Instructions to follow: Everything in the records should be repeated exactly, down to the last character.

Extracted entries:

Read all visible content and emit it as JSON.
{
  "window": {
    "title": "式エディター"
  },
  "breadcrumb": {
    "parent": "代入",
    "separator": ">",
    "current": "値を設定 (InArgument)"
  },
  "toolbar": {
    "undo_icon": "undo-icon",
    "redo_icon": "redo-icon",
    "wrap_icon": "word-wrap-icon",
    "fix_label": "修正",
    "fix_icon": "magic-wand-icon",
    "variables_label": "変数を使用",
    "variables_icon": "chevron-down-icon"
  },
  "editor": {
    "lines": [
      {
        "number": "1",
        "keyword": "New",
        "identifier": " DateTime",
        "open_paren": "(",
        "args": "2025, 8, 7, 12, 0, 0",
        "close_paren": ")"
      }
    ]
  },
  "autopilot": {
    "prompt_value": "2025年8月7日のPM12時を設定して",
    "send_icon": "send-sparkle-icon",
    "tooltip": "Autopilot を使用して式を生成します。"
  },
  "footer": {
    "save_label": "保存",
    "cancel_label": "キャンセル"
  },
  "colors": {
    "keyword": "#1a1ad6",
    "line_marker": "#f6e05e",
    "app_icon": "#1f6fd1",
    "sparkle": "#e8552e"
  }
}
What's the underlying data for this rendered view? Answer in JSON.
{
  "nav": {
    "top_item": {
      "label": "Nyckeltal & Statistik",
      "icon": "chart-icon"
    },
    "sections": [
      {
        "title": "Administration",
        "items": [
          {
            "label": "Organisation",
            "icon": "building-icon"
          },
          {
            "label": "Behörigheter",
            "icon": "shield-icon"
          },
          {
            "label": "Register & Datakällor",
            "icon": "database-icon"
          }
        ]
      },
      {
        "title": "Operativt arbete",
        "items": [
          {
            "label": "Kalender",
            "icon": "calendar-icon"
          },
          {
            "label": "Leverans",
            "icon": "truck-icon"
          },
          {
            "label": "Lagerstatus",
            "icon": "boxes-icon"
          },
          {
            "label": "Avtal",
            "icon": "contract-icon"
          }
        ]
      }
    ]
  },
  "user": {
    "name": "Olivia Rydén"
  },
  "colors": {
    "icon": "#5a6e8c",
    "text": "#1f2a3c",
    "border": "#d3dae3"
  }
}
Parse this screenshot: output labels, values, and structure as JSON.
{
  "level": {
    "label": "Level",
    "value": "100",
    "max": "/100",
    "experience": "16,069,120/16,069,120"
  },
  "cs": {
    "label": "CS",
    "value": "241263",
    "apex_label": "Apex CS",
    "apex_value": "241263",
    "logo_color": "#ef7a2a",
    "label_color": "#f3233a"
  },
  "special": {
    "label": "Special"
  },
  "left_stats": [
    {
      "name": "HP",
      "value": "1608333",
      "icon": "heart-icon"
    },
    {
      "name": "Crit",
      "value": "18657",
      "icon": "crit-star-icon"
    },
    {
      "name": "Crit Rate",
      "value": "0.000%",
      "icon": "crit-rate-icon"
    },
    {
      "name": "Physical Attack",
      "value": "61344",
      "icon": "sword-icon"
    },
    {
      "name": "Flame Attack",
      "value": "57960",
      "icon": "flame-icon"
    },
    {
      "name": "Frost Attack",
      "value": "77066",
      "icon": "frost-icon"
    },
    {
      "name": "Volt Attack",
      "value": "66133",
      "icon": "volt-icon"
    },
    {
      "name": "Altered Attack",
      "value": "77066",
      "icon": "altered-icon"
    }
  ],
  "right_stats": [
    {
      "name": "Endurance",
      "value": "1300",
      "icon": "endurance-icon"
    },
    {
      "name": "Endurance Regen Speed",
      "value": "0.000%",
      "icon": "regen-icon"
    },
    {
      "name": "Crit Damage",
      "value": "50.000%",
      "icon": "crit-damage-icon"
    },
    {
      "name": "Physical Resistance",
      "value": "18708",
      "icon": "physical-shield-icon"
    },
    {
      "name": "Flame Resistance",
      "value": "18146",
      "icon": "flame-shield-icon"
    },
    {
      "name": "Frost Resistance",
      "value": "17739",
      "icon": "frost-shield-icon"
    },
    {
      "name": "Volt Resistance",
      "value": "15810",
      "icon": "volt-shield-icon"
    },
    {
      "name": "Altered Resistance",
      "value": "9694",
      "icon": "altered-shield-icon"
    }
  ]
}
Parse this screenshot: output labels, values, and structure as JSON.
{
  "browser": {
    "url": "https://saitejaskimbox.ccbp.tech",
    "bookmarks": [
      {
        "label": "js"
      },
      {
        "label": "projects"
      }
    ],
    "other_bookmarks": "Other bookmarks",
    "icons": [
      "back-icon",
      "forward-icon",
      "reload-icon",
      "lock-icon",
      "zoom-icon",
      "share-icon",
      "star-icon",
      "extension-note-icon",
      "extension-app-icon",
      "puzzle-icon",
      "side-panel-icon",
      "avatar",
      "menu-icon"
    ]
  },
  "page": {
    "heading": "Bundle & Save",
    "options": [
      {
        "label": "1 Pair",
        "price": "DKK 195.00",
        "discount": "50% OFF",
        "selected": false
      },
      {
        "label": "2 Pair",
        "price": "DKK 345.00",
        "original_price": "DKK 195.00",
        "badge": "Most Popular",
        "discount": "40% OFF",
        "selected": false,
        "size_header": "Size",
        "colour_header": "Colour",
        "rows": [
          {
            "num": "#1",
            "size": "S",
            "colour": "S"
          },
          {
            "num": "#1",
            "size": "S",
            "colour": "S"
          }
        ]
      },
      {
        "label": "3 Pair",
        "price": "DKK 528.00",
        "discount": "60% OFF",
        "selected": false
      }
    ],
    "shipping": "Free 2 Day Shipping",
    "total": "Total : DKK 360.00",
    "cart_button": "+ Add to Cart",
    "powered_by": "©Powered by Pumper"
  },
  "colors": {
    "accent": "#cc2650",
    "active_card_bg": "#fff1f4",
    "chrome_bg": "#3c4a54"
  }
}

Result for this exercise:
Read all visible content and emit it as JSON.
{
  "window": {
    "title": "式エディター"
  },
  "breadcrumb": {
    "parent": "代入",
    "separator": ">",
    "current": "値を設定 (InArgument)"
  },
  "toolbar": {
    "undo_icon": "undo-icon",
    "redo_icon": "redo-icon",
    "wrap_icon": "word-wrap-icon",
    "fix_label": "修正",
    "fix_icon": "magic-wand-icon",
    "variables_label": "変数を使用",
    "variables_icon": "chevron-down-icon"
  },
  "editor": {
    "lines": [
      {
        "number": "1",
        "keyword": "New",
        "identifier": " DateTime",
        "open_paren": "(",
        "args": "2025, 8, 7, 12, 0, 0",
        "close_paren": ")"
      }
    ]
  },
  "autopilot": {
    "prompt_value": "2025年8月7日のPM12時を設定して",
    "send_icon": "send-sparkle-icon",
    "tooltip": "Autopilot を使用して式を生成します。"
  },
  "footer": {
    "save_label": "保存",
    "cancel_label": "キャンセル"
  },
  "colors": {
    "keyword": "#1a1ad6",
    "line_marker": "#f6e05e",
    "app_icon": "#1f6fd1",
    "sparkle": "#e8552e"
  }
}
What's the underlying data for this rendered view? Answer in JSON.
{
  "nav": {
    "top_item": {
      "label": "Nyckeltal & Statistik",
      "icon": "chart-icon"
    },
    "sections": [
      {
        "title": "Administration",
        "items": [
          {
            "label": "Organisation",
            "icon": "building-icon"
          },
          {
            "label": "Behörigheter",
            "icon": "shield-icon"
          },
          {
            "label": "Register & Datakällor",
            "icon": "database-icon"
          }
        ]
      },
      {
        "title": "Operativt arbete",
        "items": [
          {
            "label": "Kalender",
            "icon": "calendar-icon"
          },
          {
            "label": "Leverans",
            "icon": "truck-icon"
          },
          {
            "label": "Lagerstatus",
            "icon": "boxes-icon"
          },
          {
            "label": "Avtal",
            "icon": "contract-icon"
          }
        ]
      }
    ]
  },
  "user": {
    "name": "Olivia Rydén"
  },
  "colors": {
    "icon": "#5a6e8c",
    "text": "#1f2a3c",
    "border": "#d3dae3"
  }
}
Parse this screenshot: output labels, values, and structure as JSON.
{
  "level": {
    "label": "Level",
    "value": "100",
    "max": "/100",
    "experience": "16,069,120/16,069,120"
  },
  "cs": {
    "label": "CS",
    "value": "241263",
    "apex_label": "Apex CS",
    "apex_value": "241263",
    "logo_color": "#ef7a2a",
    "label_color": "#f3233a"
  },
  "special": {
    "label": "Special"
  },
  "left_stats": [
    {
      "name": "HP",
      "value": "1608333",
      "icon": "heart-icon"
    },
    {
      "name": "Crit",
      "value": "18657",
      "icon": "crit-star-icon"
    },
    {
      "name": "Crit Rate",
      "value": "0.000%",
      "icon": "crit-rate-icon"
    },
    {
      "name": "Physical Attack",
      "value": "61344",
      "icon": "sword-icon"
    },
    {
      "name": "Flame Attack",
      "value": "57960",
      "icon": "flame-icon"
    },
    {
      "name": "Frost Attack",
      "value": "77066",
      "icon": "frost-icon"
    },
    {
      "name": "Volt Attack",
      "value": "66133",
      "icon": "volt-icon"
    },
    {
      "name": "Altered Attack",
      "value": "77066",
      "icon": "altered-icon"
    }
  ],
  "right_stats": [
    {
      "name": "Endurance",
      "value": "1300",
      "icon": "endurance-icon"
    },
    {
      "name": "Endurance Regen Speed",
      "value": "0.000%",
      "icon": "regen-icon"
    },
    {
      "name": "Crit Damage",
      "value": "50.000%",
      "icon": "crit-damage-icon"
    },
    {
      "name": "Physical Resistance",
      "value": "18708",
      "icon": "physical-shield-icon"
    },
    {
      "name": "Flame Resistance",
      "value": "18146",
      "icon": "flame-shield-icon"
    },
    {
      "name": "Frost Resistance",
      "value": "17739",
      "icon": "frost-shield-icon"
    },
    {
      "name": "Volt Resistance",
      "value": "15810",
      "icon": "volt-shield-icon"
    },
    {
      "name": "Altered Resistance",
      "value": "9694",
      "icon": "altered-shield-icon"
    }
  ]
}
Parse this screenshot: output labels, values, and structure as JSON.
{
  "browser": {
    "url": "https://saitejaskimbox.ccbp.tech",
    "bookmarks": [
      {
        "label": "js"
      },
      {
        "label": "projects"
      }
    ],
    "other_bookmarks": "Other bookmarks",
    "icons": [
      "back-icon",
      "forward-icon",
      "reload-icon",
      "lock-icon",
      "zoom-icon",
      "share-icon",
      "star-icon",
      "extension-note-icon",
      "extension-app-icon",
      "puzzle-icon",
      "side-panel-icon",
      "avatar",
      "menu-icon"
    ]
  },
  "page": {
    "heading": "Bundle & Save",
    "options": [
      {
        "label": "1 Pair",
        "price": "DKK 195.00",
        "discount": "50% OFF",
        "selected": false
      },
      {
        "label": "2 Pair",
        "price": "DKK 345.00",
        "original_price": "DKK 195.00",
        "badge": "Most Popular",
        "discount": "40% OFF",
        "selected": false,
        "size_header": "Size",
        "colour_header": "Colour",
        "rows": [
          {
            "num": "#1",
            "size": "S",
            "colour": "S"
          },
          {
            "num": "#1",
            "size": "S",
            "colour": "S"
          }
        ]
      },
      {
        "label": "3 Pair",
        "price": "DKK 528.00",
        "discount": "60% OFF",
        "selected": false
      }
    ],
    "shipping": "Free 2 Day Shipping",
    "total": "Total : DKK 360.00",
    "cart_button": "+ Add to Cart",
    "powered_by": "©Powered by Pumper"
  },
  "colors": {
    "accent": "#cc2650",
    "active_card_bg": "#fff1f4",
    "chrome_bg": "#3c4a54"
  }
}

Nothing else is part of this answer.